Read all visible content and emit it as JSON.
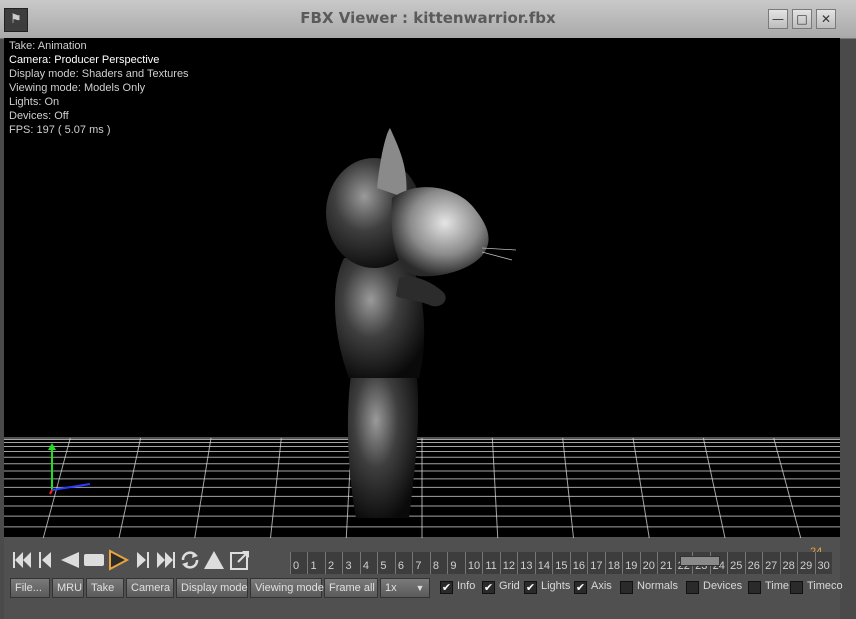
{
  "window": {
    "title": "FBX Viewer : kittenwarrior.fbx",
    "app_icon": "fbx-app-icon",
    "controls": [
      "minimize-icon",
      "maximize-icon",
      "close-icon"
    ]
  },
  "info": {
    "take": "Take: Animation",
    "camera": "Camera: Producer Perspective",
    "display_mode": "Display mode: Shaders and Textures",
    "viewing_mode": "Viewing mode: Models Only",
    "lights": "Lights: On",
    "devices": "Devices: Off",
    "fps": "FPS: 197 ( 5.07 ms )"
  },
  "playback": {
    "icons": [
      "skip-to-start-icon",
      "step-back-icon",
      "play-reverse-icon",
      "stop-icon",
      "play-icon",
      "step-forward-icon",
      "skip-to-end-icon",
      "loop-icon",
      "eject-icon",
      "export-icon"
    ]
  },
  "timeline": {
    "ticks": [
      "0",
      "1",
      "2",
      "3",
      "4",
      "5",
      "6",
      "7",
      "8",
      "9",
      "10",
      "11",
      "12",
      "13",
      "14",
      "15",
      "16",
      "17",
      "18",
      "19",
      "20",
      "21",
      "22",
      "23",
      "24",
      "25",
      "26",
      "27",
      "28",
      "29",
      "30"
    ],
    "current_frame": "24"
  },
  "toolbar": {
    "file": "File...",
    "mru": "MRU",
    "take": "Take",
    "camera": "Camera",
    "display_mode": "Display mode",
    "viewing_mode": "Viewing mode",
    "frame_all": "Frame all",
    "speed": "1x"
  },
  "toggles": [
    {
      "label": "Info",
      "checked": true
    },
    {
      "label": "Grid",
      "checked": true
    },
    {
      "label": "Lights",
      "checked": true
    },
    {
      "label": "Axis",
      "checked": true
    },
    {
      "label": "Normals",
      "checked": false
    },
    {
      "label": "Devices",
      "checked": false
    },
    {
      "label": "Time",
      "checked": false
    },
    {
      "label": "Timeco",
      "checked": false
    }
  ],
  "colors": {
    "viewport_bg": "#000000",
    "grid": "#d9d9d9",
    "axis_x": "#2a3cff",
    "axis_y": "#22dd22",
    "axis_z": "#ff2222",
    "play_accent": "#e8a33a"
  }
}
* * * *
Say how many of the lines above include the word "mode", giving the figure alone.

• Completed exercise:
4